Prompt
In the data below, how many lines contain the string "this"? Give only the number.

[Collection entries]
<<<<
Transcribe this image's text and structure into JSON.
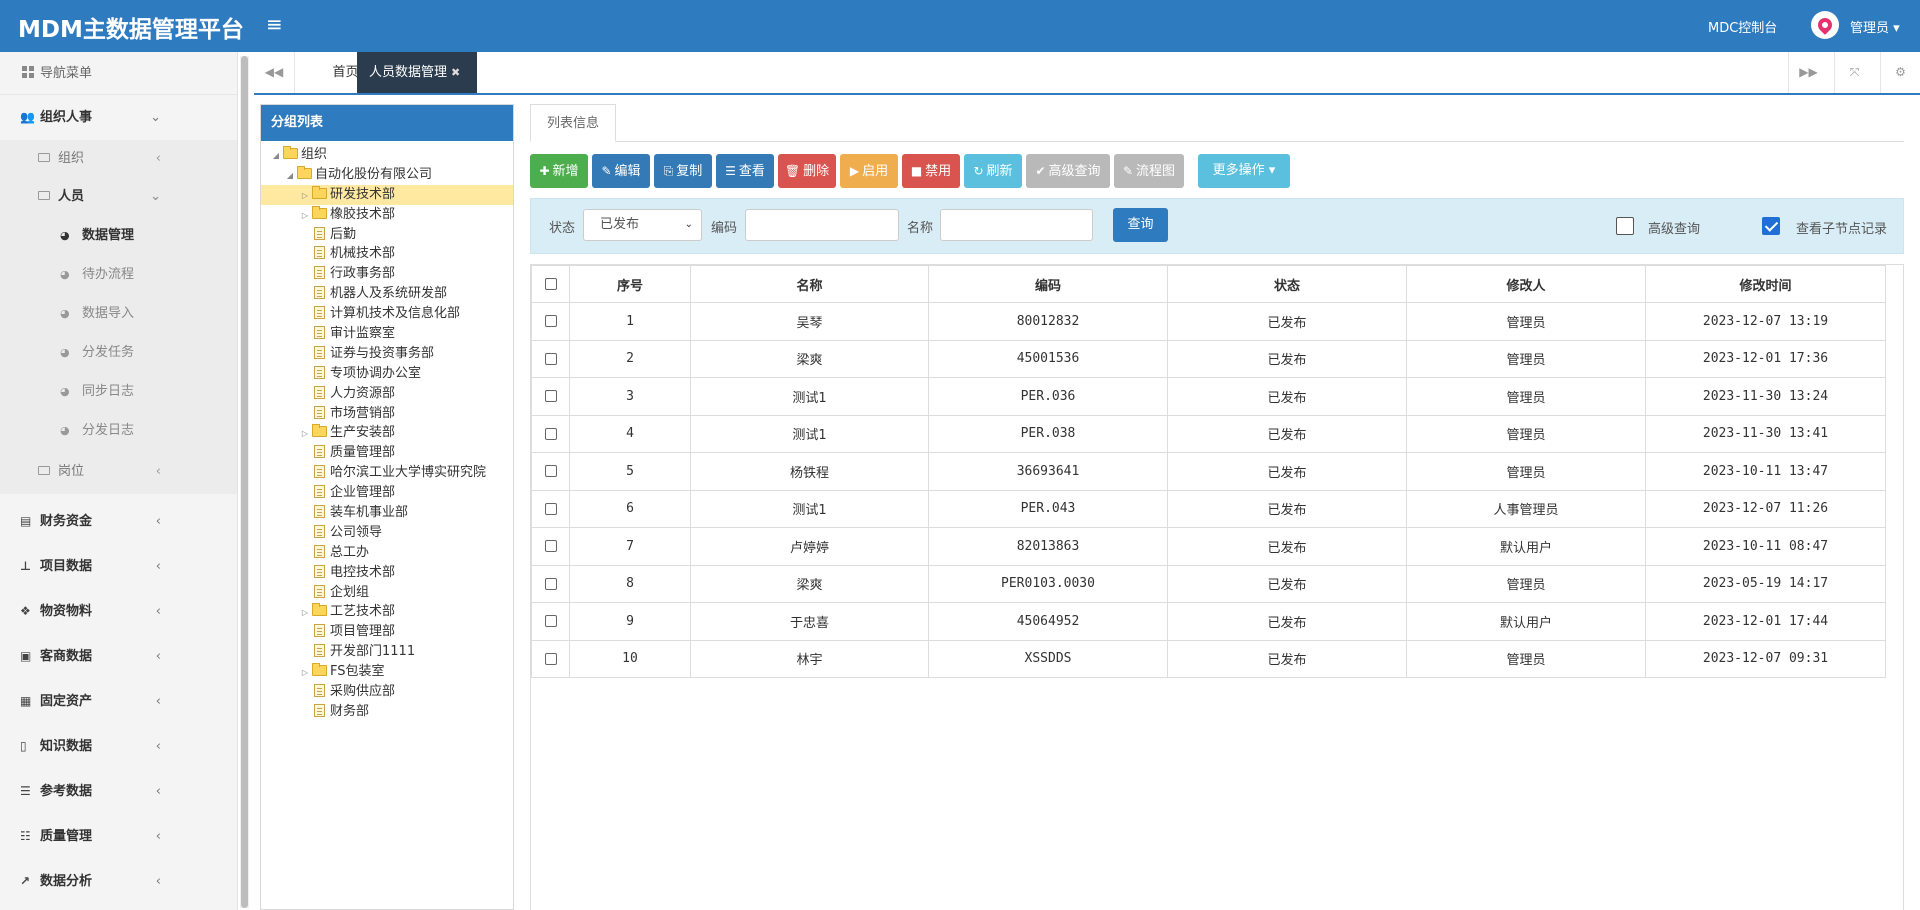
{
  "header": {
    "app_title": "MDM主数据管理平台",
    "menu_toggle": "≡",
    "console_link": "MDC控制台",
    "user_name": "管理员 ▾"
  },
  "sidebar": {
    "header": "导航菜单",
    "groups": [
      {
        "label": "组织人事",
        "icon": "users-icon",
        "glyph": "👥",
        "expanded": true
      },
      {
        "label": "财务资金",
        "icon": "money-icon",
        "glyph": "▤"
      },
      {
        "label": "项目数据",
        "icon": "sitemap-icon",
        "glyph": "⊥"
      },
      {
        "label": "物资物料",
        "icon": "cubes-icon",
        "glyph": "❖"
      },
      {
        "label": "客商数据",
        "icon": "bank-icon",
        "glyph": "▣"
      },
      {
        "label": "固定资产",
        "icon": "building-icon",
        "glyph": "▦"
      },
      {
        "label": "知识数据",
        "icon": "book-icon",
        "glyph": "▯"
      },
      {
        "label": "参考数据",
        "icon": "list-icon",
        "glyph": "☰"
      },
      {
        "label": "质量管理",
        "icon": "list-alt-icon",
        "glyph": "☷"
      },
      {
        "label": "数据分析",
        "icon": "chart-icon",
        "glyph": "↗"
      }
    ],
    "subs": {
      "org": "组织",
      "person": "人员",
      "post": "岗位"
    },
    "leaves": [
      "数据管理",
      "待办流程",
      "数据导入",
      "分发任务",
      "同步日志",
      "分发日志"
    ]
  },
  "tabs": {
    "home": "首页",
    "current": "人员数据管理",
    "close": "✖"
  },
  "tree_panel": {
    "title": "分组列表",
    "nodes": [
      {
        "label": "组织",
        "level": 0,
        "type": "folder",
        "toggle": "◢"
      },
      {
        "label": "自动化股份有限公司",
        "level": 1,
        "type": "folder",
        "toggle": "◢"
      },
      {
        "label": "研发技术部",
        "level": 2,
        "type": "folder",
        "toggle": "▷",
        "selected": true
      },
      {
        "label": "橡胶技术部",
        "level": 2,
        "type": "folder",
        "toggle": "▷"
      },
      {
        "label": "后勤",
        "level": 2,
        "type": "doc"
      },
      {
        "label": "机械技术部",
        "level": 2,
        "type": "doc"
      },
      {
        "label": "行政事务部",
        "level": 2,
        "type": "doc"
      },
      {
        "label": "机器人及系统研发部",
        "level": 2,
        "type": "doc"
      },
      {
        "label": "计算机技术及信息化部",
        "level": 2,
        "type": "doc"
      },
      {
        "label": "审计监察室",
        "level": 2,
        "type": "doc"
      },
      {
        "label": "证券与投资事务部",
        "level": 2,
        "type": "doc"
      },
      {
        "label": "专项协调办公室",
        "level": 2,
        "type": "doc"
      },
      {
        "label": "人力资源部",
        "level": 2,
        "type": "doc"
      },
      {
        "label": "市场营销部",
        "level": 2,
        "type": "doc"
      },
      {
        "label": "生产安装部",
        "level": 2,
        "type": "folder",
        "toggle": "▷"
      },
      {
        "label": "质量管理部",
        "level": 2,
        "type": "doc"
      },
      {
        "label": "哈尔滨工业大学博实研究院",
        "level": 2,
        "type": "doc"
      },
      {
        "label": "企业管理部",
        "level": 2,
        "type": "doc"
      },
      {
        "label": "装车机事业部",
        "level": 2,
        "type": "doc"
      },
      {
        "label": "公司领导",
        "level": 2,
        "type": "doc"
      },
      {
        "label": "总工办",
        "level": 2,
        "type": "doc"
      },
      {
        "label": "电控技术部",
        "level": 2,
        "type": "doc"
      },
      {
        "label": "企划组",
        "level": 2,
        "type": "doc"
      },
      {
        "label": "工艺技术部",
        "level": 2,
        "type": "folder",
        "toggle": "▷"
      },
      {
        "label": "项目管理部",
        "level": 2,
        "type": "doc"
      },
      {
        "label": "开发部门1111",
        "level": 2,
        "type": "doc"
      },
      {
        "label": "FS包装室",
        "level": 2,
        "type": "folder",
        "toggle": "▷"
      },
      {
        "label": "采购供应部",
        "level": 2,
        "type": "doc"
      },
      {
        "label": "财务部",
        "level": 2,
        "type": "doc"
      }
    ]
  },
  "main": {
    "tab_label": "列表信息",
    "toolbar": [
      {
        "label": "新增",
        "glyph": "✚",
        "color": "#4cae4c",
        "icon": "plus-icon",
        "name": "add-button"
      },
      {
        "label": "编辑",
        "glyph": "✎",
        "color": "#337ab7",
        "icon": "edit-icon",
        "name": "edit-button"
      },
      {
        "label": "复制",
        "glyph": "⎘",
        "color": "#337ab7",
        "icon": "copy-icon",
        "name": "copy-button"
      },
      {
        "label": "查看",
        "glyph": "☰",
        "color": "#337ab7",
        "icon": "list-icon",
        "name": "view-button"
      },
      {
        "label": "删除",
        "glyph": "🗑",
        "color": "#d9534f",
        "icon": "trash-icon",
        "name": "delete-button"
      },
      {
        "label": "启用",
        "glyph": "▶",
        "color": "#f0ad4e",
        "icon": "play-icon",
        "name": "enable-button"
      },
      {
        "label": "禁用",
        "glyph": "■",
        "color": "#d9534f",
        "icon": "stop-icon",
        "name": "disable-button"
      },
      {
        "label": "刷新",
        "glyph": "↻",
        "color": "#5bc0de",
        "icon": "refresh-icon",
        "name": "refresh-button"
      },
      {
        "label": "高级查询",
        "glyph": "✔",
        "color": "#b9b9b9",
        "icon": "check-icon",
        "name": "advanced-query-button"
      },
      {
        "label": "流程图",
        "glyph": "✎",
        "color": "#b9b9b9",
        "icon": "pencil-icon",
        "name": "flowchart-button"
      },
      {
        "label": "更多操作 ▾",
        "glyph": "",
        "color": "#5bc0de",
        "icon": "",
        "name": "more-actions-button"
      }
    ],
    "search": {
      "status_label": "状态",
      "status_value": "已发布",
      "code_label": "编码",
      "code_value": "",
      "name_label": "名称",
      "name_value": "",
      "query_button": "查询",
      "advanced_label": "高级查询",
      "advanced_checked": false,
      "subnode_label": "查看子节点记录",
      "subnode_checked": true
    },
    "table": {
      "columns": [
        "序号",
        "名称",
        "编码",
        "状态",
        "修改人",
        "修改时间"
      ],
      "rows": [
        [
          "1",
          "吴琴",
          "80012832",
          "已发布",
          "管理员",
          "2023-12-07 13:19"
        ],
        [
          "2",
          "梁爽",
          "45001536",
          "已发布",
          "管理员",
          "2023-12-01 17:36"
        ],
        [
          "3",
          "测试1",
          "PER.036",
          "已发布",
          "管理员",
          "2023-11-30 13:24"
        ],
        [
          "4",
          "测试1",
          "PER.038",
          "已发布",
          "管理员",
          "2023-11-30 13:41"
        ],
        [
          "5",
          "杨铁程",
          "36693641",
          "已发布",
          "管理员",
          "2023-10-11 13:47"
        ],
        [
          "6",
          "测试1",
          "PER.043",
          "已发布",
          "人事管理员",
          "2023-12-07 11:26"
        ],
        [
          "7",
          "卢婷婷",
          "82013863",
          "已发布",
          "默认用户",
          "2023-10-11 08:47"
        ],
        [
          "8",
          "梁爽",
          "PER0103.0030",
          "已发布",
          "管理员",
          "2023-05-19 14:17"
        ],
        [
          "9",
          "于忠喜",
          "45064952",
          "已发布",
          "默认用户",
          "2023-12-01 17:44"
        ],
        [
          "10",
          "林宇",
          "XSSDDS",
          "已发布",
          "管理员",
          "2023-12-07 09:31"
        ]
      ]
    }
  }
}
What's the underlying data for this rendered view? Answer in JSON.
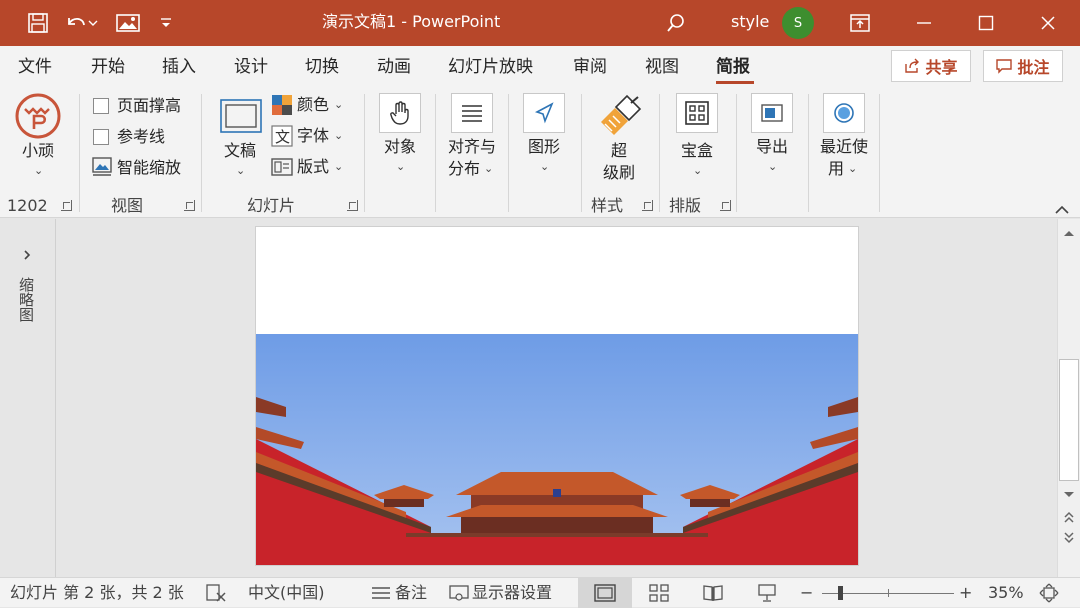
{
  "titlebar": {
    "document_title": "演示文稿1  -  PowerPoint",
    "username": "style",
    "avatar_initial": "S"
  },
  "menu": {
    "items": [
      "文件",
      "开始",
      "插入",
      "设计",
      "切换",
      "动画",
      "幻灯片放映",
      "审阅",
      "视图",
      "简报"
    ],
    "active": "简报",
    "share_label": "共享",
    "comment_label": "批注"
  },
  "ribbon": {
    "xiaoshuo": {
      "label": "小顽",
      "version": "1202"
    },
    "view_group": {
      "checkboxes": [
        {
          "label": "页面撑高",
          "checked": false
        },
        {
          "label": "参考线",
          "checked": false
        }
      ],
      "smart_zoom": "智能缩放",
      "group_label": "视图"
    },
    "slide_group": {
      "text_box": "文稿",
      "color": "颜色",
      "font": "字体",
      "layout": "版式",
      "group_label": "幻灯片"
    },
    "object": "对象",
    "align": {
      "line1": "对齐与",
      "line2": "分布"
    },
    "shape": "图形",
    "format_painter": {
      "line1": "超",
      "line2": "级刷"
    },
    "style_group_label": "样式",
    "toolbox": "宝盒",
    "layout_group_label": "排版",
    "export": "导出",
    "recent": {
      "line1": "最近使",
      "line2": "用"
    }
  },
  "left_panel": {
    "label": "缩略图"
  },
  "slide": {
    "sky_top": "#6e9ce6",
    "sky_bottom": "#a8c4f0",
    "wall_color": "#c8232a",
    "roof_color": "#c4582a"
  },
  "statusbar": {
    "slide_info": "幻灯片 第 2 张，共 2 张",
    "language": "中文(中国)",
    "notes": "备注",
    "display_settings": "显示器设置",
    "zoom_minus": "−",
    "zoom_plus": "+",
    "zoom_level": "35%",
    "zoom_fraction": 0.35
  },
  "colors": {
    "accent": "#b7472a"
  }
}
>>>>
Expected output
2